#### ACTION ITEM
Report only the number of lines in the following entries where the word "controllers" occurs.

#### MATERIAL SHOWN
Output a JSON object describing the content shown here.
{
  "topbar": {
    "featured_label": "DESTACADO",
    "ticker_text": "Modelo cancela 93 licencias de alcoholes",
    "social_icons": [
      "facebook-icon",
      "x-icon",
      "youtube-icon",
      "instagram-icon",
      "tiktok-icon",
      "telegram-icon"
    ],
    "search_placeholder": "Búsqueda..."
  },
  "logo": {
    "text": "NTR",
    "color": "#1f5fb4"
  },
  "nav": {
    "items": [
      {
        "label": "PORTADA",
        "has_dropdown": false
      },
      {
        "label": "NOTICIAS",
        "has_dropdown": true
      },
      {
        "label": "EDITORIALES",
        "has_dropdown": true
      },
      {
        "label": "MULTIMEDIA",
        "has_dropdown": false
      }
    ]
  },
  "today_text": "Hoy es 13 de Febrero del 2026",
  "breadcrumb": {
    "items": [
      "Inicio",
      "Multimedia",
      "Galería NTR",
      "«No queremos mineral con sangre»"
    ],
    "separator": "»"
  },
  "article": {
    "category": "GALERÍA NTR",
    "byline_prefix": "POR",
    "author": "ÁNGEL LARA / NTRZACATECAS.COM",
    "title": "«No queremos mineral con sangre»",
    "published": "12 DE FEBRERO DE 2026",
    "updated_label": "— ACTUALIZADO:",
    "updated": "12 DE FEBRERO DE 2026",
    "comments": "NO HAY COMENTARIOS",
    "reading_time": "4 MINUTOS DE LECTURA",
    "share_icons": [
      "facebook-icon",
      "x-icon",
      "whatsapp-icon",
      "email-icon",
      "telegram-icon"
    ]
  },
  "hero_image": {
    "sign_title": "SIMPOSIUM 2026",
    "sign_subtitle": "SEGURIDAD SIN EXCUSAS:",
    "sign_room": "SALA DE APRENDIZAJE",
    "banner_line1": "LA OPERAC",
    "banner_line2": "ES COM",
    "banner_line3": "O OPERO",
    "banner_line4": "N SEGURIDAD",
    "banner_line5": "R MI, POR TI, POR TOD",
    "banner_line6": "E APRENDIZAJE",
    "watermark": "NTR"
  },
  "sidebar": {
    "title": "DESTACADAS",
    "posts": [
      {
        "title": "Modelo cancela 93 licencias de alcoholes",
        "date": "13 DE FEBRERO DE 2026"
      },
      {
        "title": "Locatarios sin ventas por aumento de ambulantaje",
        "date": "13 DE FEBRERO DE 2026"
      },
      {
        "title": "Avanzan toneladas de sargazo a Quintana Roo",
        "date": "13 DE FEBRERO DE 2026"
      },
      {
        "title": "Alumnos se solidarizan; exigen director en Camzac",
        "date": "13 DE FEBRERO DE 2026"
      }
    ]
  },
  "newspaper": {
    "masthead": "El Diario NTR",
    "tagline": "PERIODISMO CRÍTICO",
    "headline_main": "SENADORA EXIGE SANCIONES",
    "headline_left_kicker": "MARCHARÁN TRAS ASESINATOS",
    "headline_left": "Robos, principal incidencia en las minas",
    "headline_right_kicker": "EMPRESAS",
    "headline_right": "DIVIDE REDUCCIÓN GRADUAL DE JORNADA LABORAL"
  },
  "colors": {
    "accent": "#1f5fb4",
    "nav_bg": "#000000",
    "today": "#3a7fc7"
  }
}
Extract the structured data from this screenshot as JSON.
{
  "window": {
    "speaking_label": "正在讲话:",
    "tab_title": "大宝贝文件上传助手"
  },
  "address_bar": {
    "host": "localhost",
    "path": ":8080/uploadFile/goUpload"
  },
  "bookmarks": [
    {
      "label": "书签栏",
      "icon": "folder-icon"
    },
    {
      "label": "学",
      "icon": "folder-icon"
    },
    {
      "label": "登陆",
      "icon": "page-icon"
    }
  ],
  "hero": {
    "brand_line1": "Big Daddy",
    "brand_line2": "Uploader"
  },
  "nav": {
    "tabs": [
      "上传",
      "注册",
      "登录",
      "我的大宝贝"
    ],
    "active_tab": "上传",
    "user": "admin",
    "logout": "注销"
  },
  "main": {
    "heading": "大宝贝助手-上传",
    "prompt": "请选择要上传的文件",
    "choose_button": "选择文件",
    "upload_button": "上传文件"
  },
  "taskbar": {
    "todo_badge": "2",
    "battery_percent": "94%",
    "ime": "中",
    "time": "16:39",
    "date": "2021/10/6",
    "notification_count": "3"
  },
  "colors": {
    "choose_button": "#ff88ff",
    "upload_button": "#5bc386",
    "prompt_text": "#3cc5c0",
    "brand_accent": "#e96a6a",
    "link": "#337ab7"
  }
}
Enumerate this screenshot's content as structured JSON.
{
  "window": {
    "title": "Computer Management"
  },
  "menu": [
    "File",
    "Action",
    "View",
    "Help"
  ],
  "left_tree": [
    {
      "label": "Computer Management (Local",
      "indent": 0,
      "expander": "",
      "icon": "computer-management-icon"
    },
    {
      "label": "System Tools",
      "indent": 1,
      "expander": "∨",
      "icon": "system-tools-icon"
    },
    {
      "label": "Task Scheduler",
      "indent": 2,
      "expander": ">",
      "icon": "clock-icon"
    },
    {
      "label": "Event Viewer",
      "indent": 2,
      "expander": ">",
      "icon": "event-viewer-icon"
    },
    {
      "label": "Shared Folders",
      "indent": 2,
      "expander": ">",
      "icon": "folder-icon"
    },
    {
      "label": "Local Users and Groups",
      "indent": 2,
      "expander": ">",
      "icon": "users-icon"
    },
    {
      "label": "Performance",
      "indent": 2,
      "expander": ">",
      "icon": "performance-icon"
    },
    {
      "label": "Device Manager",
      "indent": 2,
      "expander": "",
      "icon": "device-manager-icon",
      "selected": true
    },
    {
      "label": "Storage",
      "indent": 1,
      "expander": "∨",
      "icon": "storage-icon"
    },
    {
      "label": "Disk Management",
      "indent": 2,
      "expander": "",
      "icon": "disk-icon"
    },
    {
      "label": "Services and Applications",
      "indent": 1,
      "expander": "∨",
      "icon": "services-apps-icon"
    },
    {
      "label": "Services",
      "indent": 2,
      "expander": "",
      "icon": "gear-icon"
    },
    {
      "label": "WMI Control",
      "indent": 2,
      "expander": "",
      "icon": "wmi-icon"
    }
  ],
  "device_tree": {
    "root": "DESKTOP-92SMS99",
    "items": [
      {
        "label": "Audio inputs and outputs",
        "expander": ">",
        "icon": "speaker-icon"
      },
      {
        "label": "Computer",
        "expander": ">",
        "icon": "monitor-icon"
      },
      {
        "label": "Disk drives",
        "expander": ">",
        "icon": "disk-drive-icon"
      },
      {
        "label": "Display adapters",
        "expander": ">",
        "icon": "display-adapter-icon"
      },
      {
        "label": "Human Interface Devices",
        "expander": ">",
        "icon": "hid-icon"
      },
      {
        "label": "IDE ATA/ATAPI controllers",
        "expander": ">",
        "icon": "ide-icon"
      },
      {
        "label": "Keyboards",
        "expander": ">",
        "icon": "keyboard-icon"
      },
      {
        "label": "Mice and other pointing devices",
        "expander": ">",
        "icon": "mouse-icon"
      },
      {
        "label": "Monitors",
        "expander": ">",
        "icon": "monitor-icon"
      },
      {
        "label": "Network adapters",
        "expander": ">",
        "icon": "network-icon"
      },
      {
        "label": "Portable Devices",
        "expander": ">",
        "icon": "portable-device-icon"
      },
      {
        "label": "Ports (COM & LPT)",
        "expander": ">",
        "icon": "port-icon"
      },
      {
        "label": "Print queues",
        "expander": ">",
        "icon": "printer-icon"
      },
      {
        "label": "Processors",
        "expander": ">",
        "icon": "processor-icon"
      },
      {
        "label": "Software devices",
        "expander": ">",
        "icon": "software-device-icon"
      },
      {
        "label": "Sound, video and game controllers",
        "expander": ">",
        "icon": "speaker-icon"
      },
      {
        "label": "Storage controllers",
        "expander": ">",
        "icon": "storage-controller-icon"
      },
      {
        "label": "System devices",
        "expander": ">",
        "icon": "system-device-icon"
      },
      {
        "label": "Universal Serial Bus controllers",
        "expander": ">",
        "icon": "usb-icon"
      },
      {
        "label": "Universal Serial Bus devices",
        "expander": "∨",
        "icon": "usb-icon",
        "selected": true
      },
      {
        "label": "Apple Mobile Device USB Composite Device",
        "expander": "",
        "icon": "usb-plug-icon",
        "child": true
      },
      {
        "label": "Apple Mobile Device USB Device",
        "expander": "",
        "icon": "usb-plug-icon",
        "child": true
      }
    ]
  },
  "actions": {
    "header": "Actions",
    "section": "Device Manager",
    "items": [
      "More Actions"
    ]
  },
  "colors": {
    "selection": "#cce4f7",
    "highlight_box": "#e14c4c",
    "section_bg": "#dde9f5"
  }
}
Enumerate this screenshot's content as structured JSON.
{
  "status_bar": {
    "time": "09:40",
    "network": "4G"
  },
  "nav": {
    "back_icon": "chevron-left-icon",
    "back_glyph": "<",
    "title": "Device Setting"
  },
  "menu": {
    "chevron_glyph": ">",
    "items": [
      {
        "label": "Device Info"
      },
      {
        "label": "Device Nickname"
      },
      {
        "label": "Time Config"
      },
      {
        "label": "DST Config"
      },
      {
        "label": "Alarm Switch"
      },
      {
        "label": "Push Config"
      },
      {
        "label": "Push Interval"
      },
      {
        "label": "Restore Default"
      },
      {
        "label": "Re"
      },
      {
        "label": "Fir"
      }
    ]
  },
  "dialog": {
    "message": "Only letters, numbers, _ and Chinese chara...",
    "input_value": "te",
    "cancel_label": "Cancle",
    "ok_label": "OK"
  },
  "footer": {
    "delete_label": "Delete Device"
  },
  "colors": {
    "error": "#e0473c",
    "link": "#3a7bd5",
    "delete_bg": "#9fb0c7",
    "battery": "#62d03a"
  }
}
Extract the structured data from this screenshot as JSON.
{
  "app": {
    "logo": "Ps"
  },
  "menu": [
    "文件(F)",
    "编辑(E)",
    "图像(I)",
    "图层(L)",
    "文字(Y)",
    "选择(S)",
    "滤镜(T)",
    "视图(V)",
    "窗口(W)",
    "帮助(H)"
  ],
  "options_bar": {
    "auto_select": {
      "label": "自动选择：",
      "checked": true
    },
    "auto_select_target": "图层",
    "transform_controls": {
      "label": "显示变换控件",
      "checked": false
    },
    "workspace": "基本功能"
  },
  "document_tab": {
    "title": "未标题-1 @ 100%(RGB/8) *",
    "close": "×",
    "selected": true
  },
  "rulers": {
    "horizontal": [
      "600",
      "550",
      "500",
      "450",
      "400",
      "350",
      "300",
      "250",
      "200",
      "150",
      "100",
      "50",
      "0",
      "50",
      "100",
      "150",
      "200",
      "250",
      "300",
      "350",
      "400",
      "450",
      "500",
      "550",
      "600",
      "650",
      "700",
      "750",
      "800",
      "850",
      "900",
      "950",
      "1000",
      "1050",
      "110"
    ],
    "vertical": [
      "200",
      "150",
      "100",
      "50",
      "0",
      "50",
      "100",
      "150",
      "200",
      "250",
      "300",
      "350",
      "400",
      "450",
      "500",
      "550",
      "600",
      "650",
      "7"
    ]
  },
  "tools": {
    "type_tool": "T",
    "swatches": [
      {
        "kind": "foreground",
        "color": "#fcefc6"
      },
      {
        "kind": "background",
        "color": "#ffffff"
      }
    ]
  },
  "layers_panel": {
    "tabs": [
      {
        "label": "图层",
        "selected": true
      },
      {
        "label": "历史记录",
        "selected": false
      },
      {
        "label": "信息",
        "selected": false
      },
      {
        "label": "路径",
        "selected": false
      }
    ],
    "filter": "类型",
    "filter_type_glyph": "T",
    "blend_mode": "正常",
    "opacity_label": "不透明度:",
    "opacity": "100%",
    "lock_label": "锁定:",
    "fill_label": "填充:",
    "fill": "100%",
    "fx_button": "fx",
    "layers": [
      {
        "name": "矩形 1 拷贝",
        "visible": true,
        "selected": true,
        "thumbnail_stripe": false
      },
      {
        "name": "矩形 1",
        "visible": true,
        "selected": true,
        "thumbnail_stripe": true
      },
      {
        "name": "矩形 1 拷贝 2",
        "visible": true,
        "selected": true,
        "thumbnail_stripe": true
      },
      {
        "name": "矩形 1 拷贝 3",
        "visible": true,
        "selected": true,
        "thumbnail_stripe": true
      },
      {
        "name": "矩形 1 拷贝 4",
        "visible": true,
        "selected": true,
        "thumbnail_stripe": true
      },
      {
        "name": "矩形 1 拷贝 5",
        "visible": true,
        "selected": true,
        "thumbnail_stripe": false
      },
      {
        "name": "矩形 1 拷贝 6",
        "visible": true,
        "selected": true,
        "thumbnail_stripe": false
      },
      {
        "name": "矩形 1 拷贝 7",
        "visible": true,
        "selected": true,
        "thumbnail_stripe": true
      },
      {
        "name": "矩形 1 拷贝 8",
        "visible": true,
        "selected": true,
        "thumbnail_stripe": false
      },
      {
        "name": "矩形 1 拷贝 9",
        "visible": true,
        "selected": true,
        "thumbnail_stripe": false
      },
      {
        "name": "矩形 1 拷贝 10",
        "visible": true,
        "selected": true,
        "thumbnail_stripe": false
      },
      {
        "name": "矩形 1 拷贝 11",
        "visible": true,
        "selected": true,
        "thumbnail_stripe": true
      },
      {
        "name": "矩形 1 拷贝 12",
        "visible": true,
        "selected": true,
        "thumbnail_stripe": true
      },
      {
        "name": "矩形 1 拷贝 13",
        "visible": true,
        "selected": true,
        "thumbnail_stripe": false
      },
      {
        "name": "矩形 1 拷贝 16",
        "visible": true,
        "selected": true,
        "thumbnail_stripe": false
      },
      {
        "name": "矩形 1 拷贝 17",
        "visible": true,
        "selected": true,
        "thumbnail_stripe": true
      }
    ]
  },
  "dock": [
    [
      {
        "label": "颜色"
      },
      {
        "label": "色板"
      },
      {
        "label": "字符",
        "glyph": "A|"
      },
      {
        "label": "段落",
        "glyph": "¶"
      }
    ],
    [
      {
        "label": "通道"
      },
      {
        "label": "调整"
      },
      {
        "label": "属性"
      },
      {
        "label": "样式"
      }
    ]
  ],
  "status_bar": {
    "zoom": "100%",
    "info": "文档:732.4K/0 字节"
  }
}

#### ANSWER TO THIS EXERCISE
4